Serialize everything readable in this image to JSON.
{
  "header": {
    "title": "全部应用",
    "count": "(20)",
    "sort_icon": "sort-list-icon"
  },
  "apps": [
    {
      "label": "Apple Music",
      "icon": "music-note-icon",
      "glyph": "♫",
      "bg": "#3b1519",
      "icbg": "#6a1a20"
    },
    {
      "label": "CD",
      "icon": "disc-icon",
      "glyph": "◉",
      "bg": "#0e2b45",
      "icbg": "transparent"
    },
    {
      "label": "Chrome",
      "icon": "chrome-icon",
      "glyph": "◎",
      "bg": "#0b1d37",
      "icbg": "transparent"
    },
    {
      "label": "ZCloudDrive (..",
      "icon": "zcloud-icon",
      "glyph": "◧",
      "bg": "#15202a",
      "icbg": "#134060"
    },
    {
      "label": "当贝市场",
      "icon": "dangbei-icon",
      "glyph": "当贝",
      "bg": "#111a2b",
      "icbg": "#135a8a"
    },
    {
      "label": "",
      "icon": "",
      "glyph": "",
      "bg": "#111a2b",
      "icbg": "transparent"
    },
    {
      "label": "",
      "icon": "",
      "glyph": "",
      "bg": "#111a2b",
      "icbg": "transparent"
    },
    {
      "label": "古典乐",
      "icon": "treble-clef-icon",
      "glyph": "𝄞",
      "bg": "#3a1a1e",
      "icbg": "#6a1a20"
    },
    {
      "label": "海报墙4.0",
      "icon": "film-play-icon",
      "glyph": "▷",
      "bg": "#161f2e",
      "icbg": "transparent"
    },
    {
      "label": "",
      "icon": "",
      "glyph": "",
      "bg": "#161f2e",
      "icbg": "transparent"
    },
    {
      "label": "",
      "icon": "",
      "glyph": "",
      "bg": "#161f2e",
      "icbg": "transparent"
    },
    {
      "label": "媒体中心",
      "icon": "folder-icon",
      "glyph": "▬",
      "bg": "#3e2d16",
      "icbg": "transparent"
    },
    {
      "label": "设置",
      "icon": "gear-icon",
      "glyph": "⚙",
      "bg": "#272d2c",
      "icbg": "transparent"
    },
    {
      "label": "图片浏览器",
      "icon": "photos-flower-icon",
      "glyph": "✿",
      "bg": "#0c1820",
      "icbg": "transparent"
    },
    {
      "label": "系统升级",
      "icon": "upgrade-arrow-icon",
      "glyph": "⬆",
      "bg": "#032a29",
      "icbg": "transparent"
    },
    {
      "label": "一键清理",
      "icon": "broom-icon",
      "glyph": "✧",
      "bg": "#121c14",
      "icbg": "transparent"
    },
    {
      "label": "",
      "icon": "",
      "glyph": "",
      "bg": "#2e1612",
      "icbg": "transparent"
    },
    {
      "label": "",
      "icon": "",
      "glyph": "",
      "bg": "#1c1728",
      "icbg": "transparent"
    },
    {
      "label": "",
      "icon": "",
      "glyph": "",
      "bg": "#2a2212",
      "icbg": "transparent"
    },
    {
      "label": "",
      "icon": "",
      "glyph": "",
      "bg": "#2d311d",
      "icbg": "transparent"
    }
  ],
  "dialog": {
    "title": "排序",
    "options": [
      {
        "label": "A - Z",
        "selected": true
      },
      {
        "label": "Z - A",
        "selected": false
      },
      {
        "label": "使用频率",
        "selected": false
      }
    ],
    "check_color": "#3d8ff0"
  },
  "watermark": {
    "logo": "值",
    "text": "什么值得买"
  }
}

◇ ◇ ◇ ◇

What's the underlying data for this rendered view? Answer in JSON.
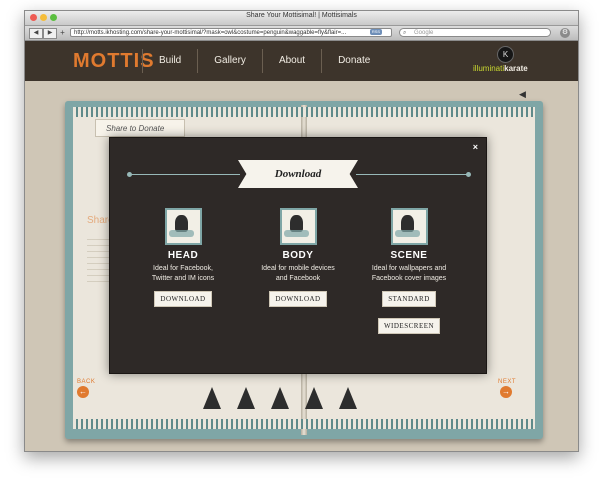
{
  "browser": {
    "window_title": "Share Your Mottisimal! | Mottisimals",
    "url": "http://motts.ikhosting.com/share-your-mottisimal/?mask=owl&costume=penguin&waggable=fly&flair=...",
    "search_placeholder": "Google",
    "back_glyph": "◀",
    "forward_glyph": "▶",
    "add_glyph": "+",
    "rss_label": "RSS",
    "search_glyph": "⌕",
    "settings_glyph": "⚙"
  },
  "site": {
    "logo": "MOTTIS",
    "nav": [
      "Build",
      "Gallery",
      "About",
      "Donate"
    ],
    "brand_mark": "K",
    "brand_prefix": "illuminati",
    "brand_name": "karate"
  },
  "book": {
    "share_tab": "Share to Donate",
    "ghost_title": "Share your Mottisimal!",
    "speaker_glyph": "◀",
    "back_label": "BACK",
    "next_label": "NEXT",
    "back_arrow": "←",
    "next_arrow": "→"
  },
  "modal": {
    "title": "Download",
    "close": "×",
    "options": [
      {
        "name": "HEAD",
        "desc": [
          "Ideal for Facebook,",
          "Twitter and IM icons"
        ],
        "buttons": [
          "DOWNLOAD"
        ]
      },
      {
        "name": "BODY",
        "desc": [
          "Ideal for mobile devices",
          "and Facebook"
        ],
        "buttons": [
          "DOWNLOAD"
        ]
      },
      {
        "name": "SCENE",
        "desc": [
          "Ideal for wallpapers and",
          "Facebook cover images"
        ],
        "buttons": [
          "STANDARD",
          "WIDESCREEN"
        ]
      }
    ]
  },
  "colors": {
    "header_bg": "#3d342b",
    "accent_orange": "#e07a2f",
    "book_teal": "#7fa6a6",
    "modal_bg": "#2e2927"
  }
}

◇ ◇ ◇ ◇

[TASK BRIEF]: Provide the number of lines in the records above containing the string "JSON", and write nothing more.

[ANSWER BOX]: 2